A persona as commonly known to many people is a social role played by a character. With all the kind of immigration that continuously takes place in America it is not easy to clearly distinguish who is an American. An American persona in a general perspective refers to someone whose origin is America. In history an American refers to the Red Indians; now they are refered to according to the political nomenclature Native Americans. Ironically, they have been reduced to almost an extinct community in their own country. Is it possible for one to clearly define an Italian, a British or a German?
The America we live in has a Paris in Texas, a Moscow in Idaho and a Birmingham in Alabama. Even bigger cities and states in the world have changed their old cities names to others like New York, and New Jersey. Several Asian and American countries have changed the names adopted during the colonial era to others which match their customs and traditions. This is not the case to American personalities. After a whole 200 year period of being a free Nation, America is really content to remain residing to the areas where their parents, grandparents and other relatives had left behind. They are not destined to come up with other names that are not American.
When someone talks about an American it is almost obvious that an ethnic prefix will be added before the word American for instance: Italian American, Russian American and Polish American. The single ethnic group who do not use these prefixes include the one whose ancestors were originally from British. That is why it is rare to here that one is an English American.
The United States of America is a land that is known for its richness in diversity and cultures. In American history the natives, settlers and immigrants have learned a lot and passed through several challenges here and there. Generalising the nation for specific characteristics may not be very simple. The reason as to why

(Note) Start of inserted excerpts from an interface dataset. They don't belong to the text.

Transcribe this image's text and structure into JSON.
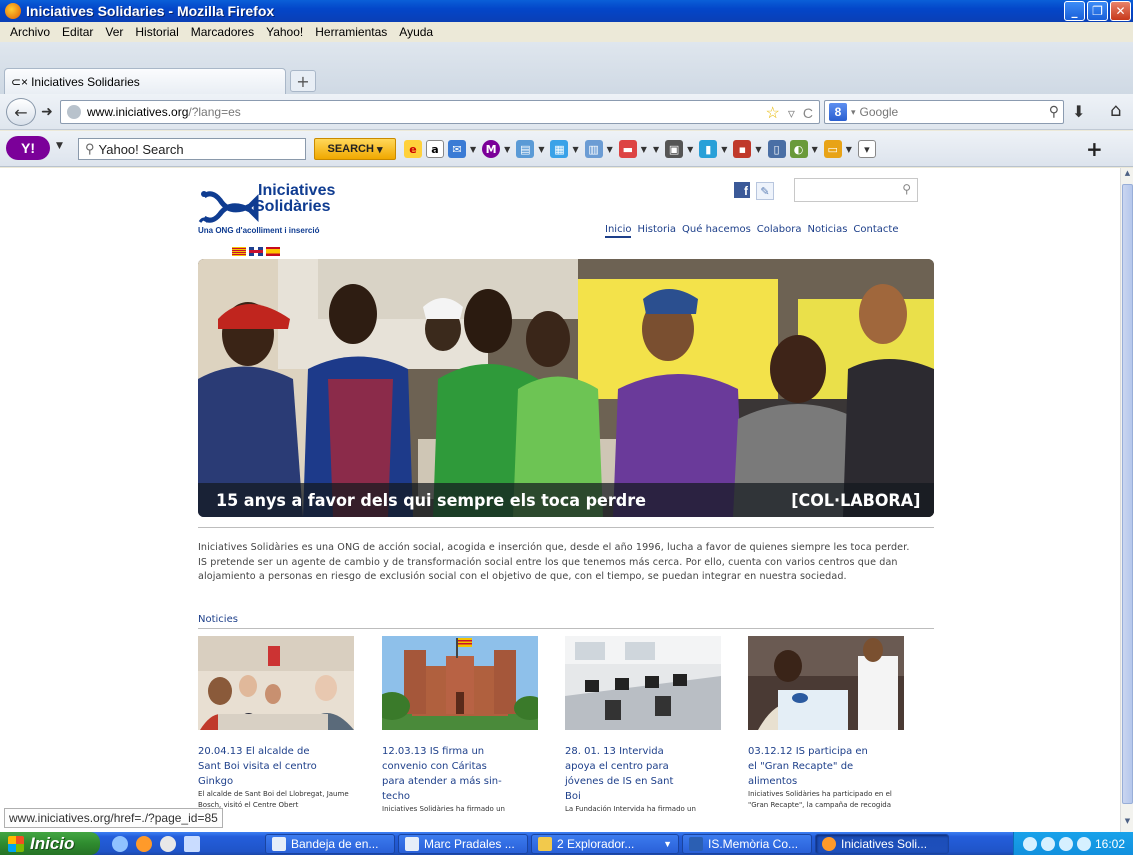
{
  "window": {
    "title": "Iniciatives Solidaries - Mozilla Firefox"
  },
  "menu": [
    "Archivo",
    "Editar",
    "Ver",
    "Historial",
    "Marcadores",
    "Yahoo!",
    "Herramientas",
    "Ayuda"
  ],
  "tab": {
    "label": "Iniciatives Solidaries"
  },
  "nav": {
    "url_domain": "www.iniciatives.org",
    "url_path": "/?lang=es",
    "search_placeholder": "Google"
  },
  "yahoo": {
    "search_placeholder": "Yahoo! Search",
    "search_button": "SEARCH"
  },
  "site": {
    "logo_line1": "Iniciatives",
    "logo_line2": "Solidàries",
    "tagline": "Una ONG d'acolliment i inserció",
    "menu": [
      "Inicio",
      "Historia",
      "Qué hacemos",
      "Colabora",
      "Noticias",
      "Contacte"
    ],
    "hero_caption": "15 anys a favor dels qui sempre els toca perdre",
    "hero_cta": "[COL·LABORA]",
    "intro_1": "Iniciatives Solidàries es una ONG de acción social, acogida e inserción  que, desde el año 1996, lucha a favor de quienes siempre les toca perder.",
    "intro_2": "IS pretende ser un agente de cambio y de transformación social entre los que tenemos más cerca. Por ello, cuenta con varios centros que dan alojamiento a personas en riesgo de exclusión social con el objetivo de que, con el tiempo, se puedan integrar en nuestra sociedad.",
    "news_heading": "Noticies",
    "news": [
      {
        "title": "20.04.13 El alcalde de Sant Boi visita el centro Ginkgo",
        "body": "El alcalde de Sant Boi del Llobregat, Jaume Bosch, visitó el Centre Obert"
      },
      {
        "title": "12.03.13 IS firma un convenio con Cáritas para atender a más sin-techo",
        "body": "Iniciatives Solidàries ha firmado un"
      },
      {
        "title": "28. 01. 13 Intervida apoya el centro para jóvenes de IS en Sant Boi",
        "body": "La Fundación Intervida ha firmado un"
      },
      {
        "title": "03.12.12 IS participa en el \"Gran Recapte\" de alimentos",
        "body": "Iniciatives Solidàries ha participado en el \"Gran Recapte\", la campaña de recogida"
      }
    ]
  },
  "status_url": "www.iniciatives.org/href=./?page_id=85",
  "taskbar": {
    "start": "Inicio",
    "items": [
      "Bandeja de en...",
      "Marc Pradales ...",
      "2 Explorador...",
      "IS.Memòria Co...",
      "Iniciatives Soli..."
    ],
    "clock": "16:02"
  }
}
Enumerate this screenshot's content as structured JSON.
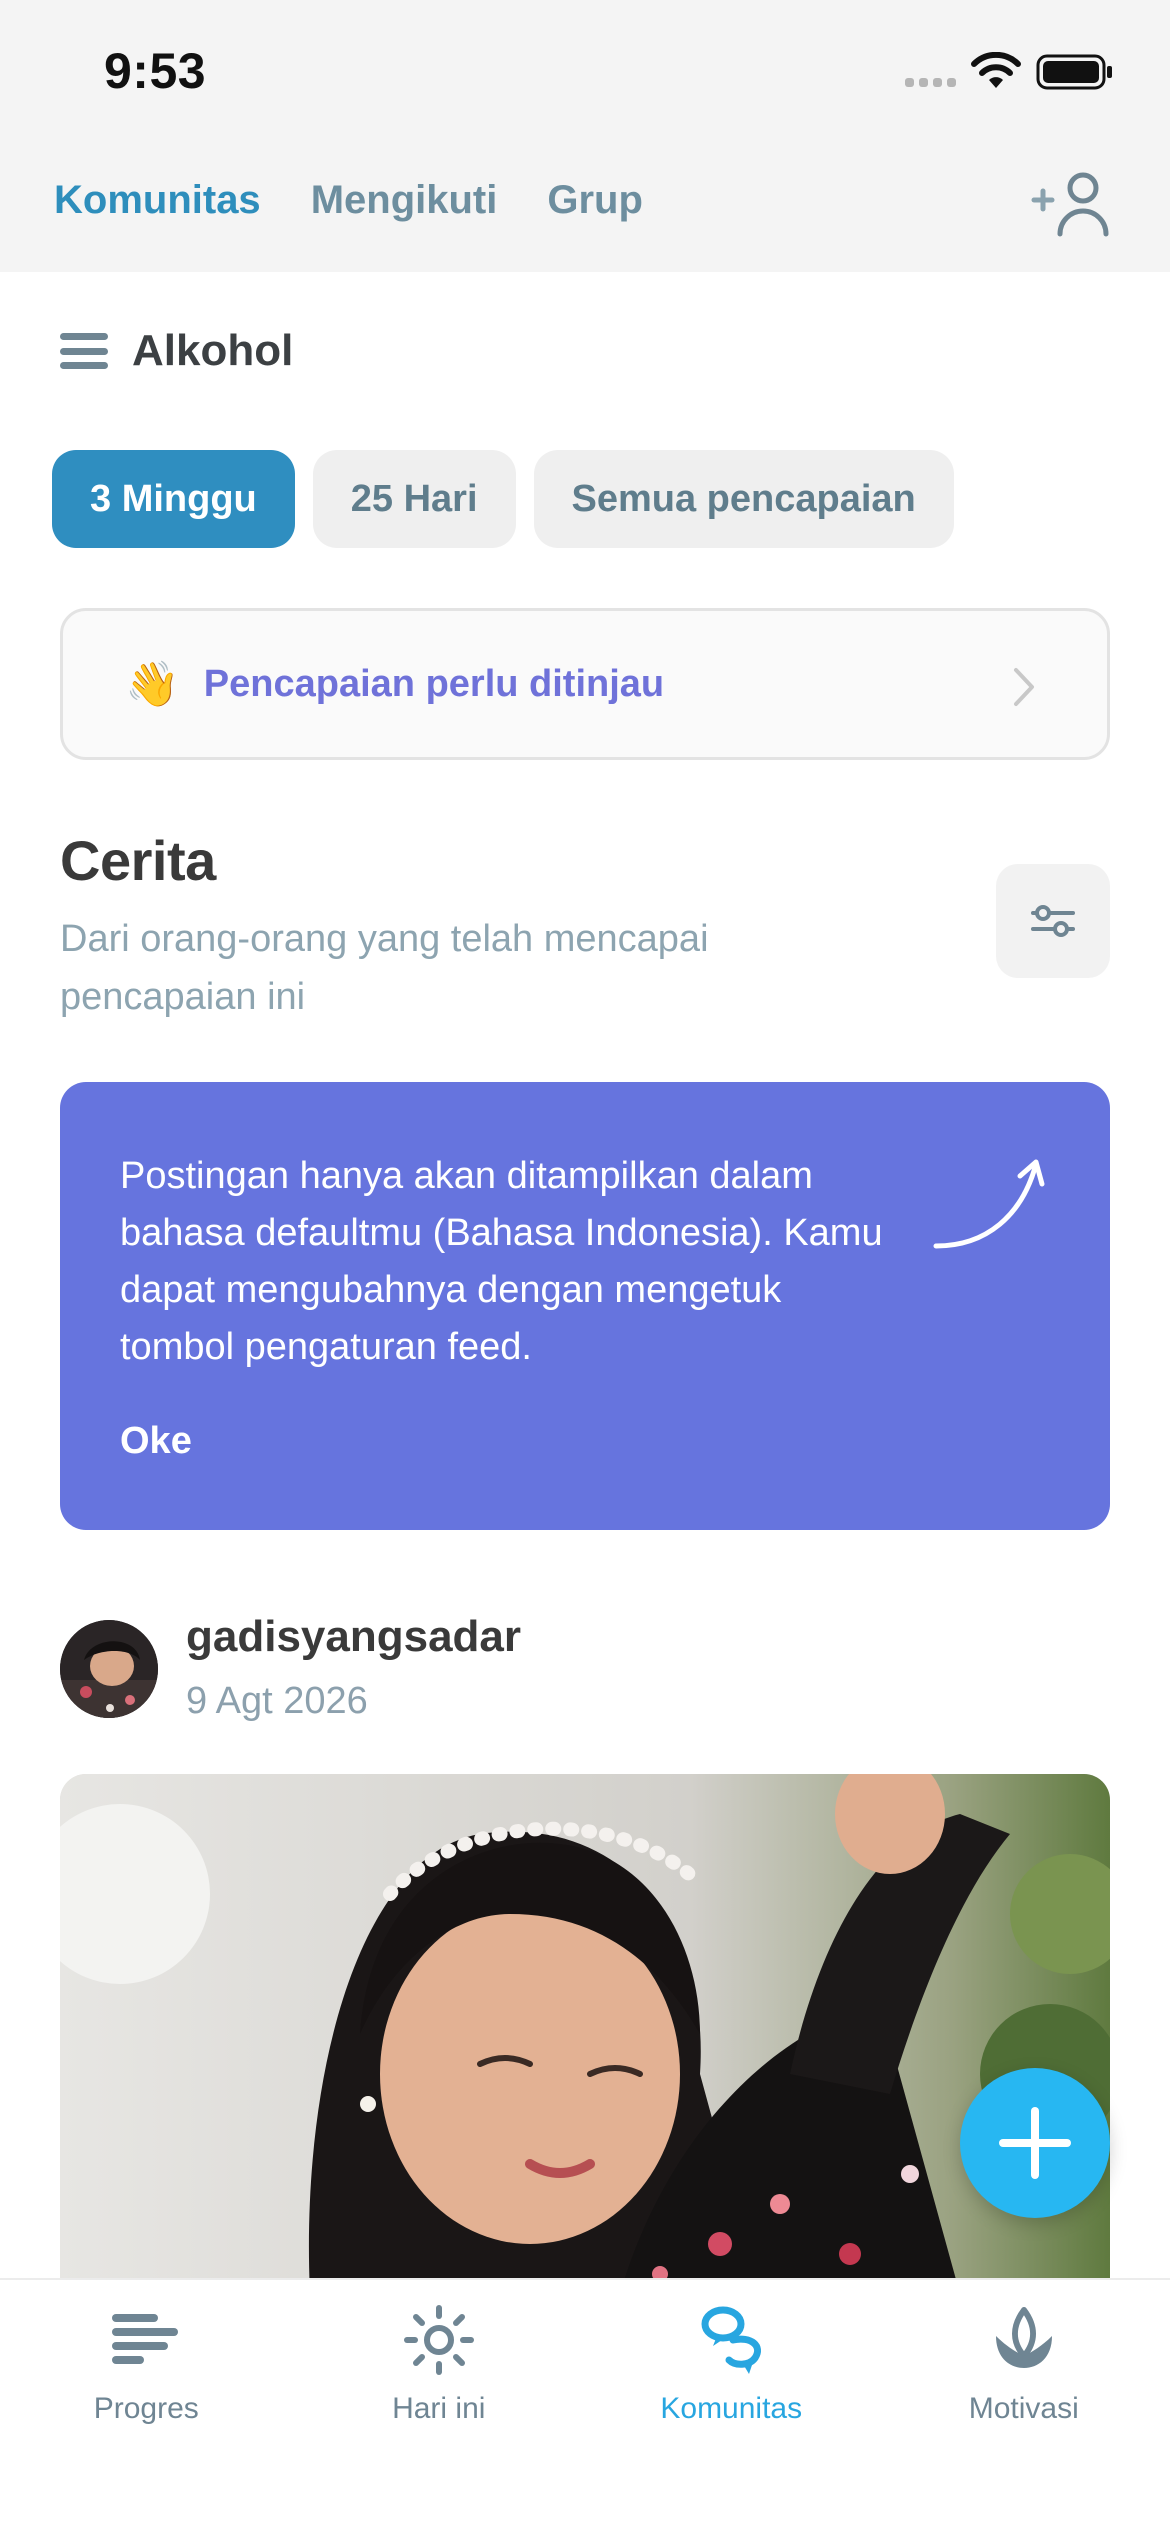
{
  "status_bar": {
    "time": "9:53"
  },
  "top_tabs": [
    {
      "label": "Komunitas",
      "active": true
    },
    {
      "label": "Mengikuti",
      "active": false
    },
    {
      "label": "Grup",
      "active": false
    }
  ],
  "header": {
    "title": "Alkohol"
  },
  "chips": [
    {
      "label": "3 Minggu",
      "active": true
    },
    {
      "label": "25 Hari",
      "active": false
    },
    {
      "label": "Semua pencapaian",
      "active": false
    }
  ],
  "review_banner": {
    "emoji": "👋",
    "label": "Pencapaian perlu ditinjau"
  },
  "stories": {
    "title": "Cerita",
    "subtitle": "Dari orang-orang yang telah mencapai pencapaian ini"
  },
  "info_card": {
    "text": "Postingan hanya akan ditampilkan dalam bahasa defaultmu (Bahasa Indonesia). Kamu dapat mengubahnya dengan mengetuk tombol pengaturan feed.",
    "ok_label": "Oke"
  },
  "post": {
    "username": "gadisyangsadar",
    "date": "9 Agt 2026"
  },
  "bottom_nav": [
    {
      "label": "Progres",
      "icon": "progress-bars-icon",
      "active": false
    },
    {
      "label": "Hari ini",
      "icon": "sun-icon",
      "active": false
    },
    {
      "label": "Komunitas",
      "icon": "community-icon",
      "active": true
    },
    {
      "label": "Motivasi",
      "icon": "lotus-icon",
      "active": false
    }
  ],
  "colors": {
    "primary": "#2f8ec0",
    "accent_purple": "#6674de",
    "fab": "#27b7f2",
    "active_nav": "#28a6e0",
    "muted_text": "#8da4b0"
  }
}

Cited: Rebbecca, Burnett., Elizabeth, Foster., and Judith, Stanford. American Persona: A creative approach to writing. Littleton, MA: Sundance Press. 1998. Print. Alan, Dobson and Steve, Mash. US Foreign policy since 1945. New York: Routledge Press. 2002. Print.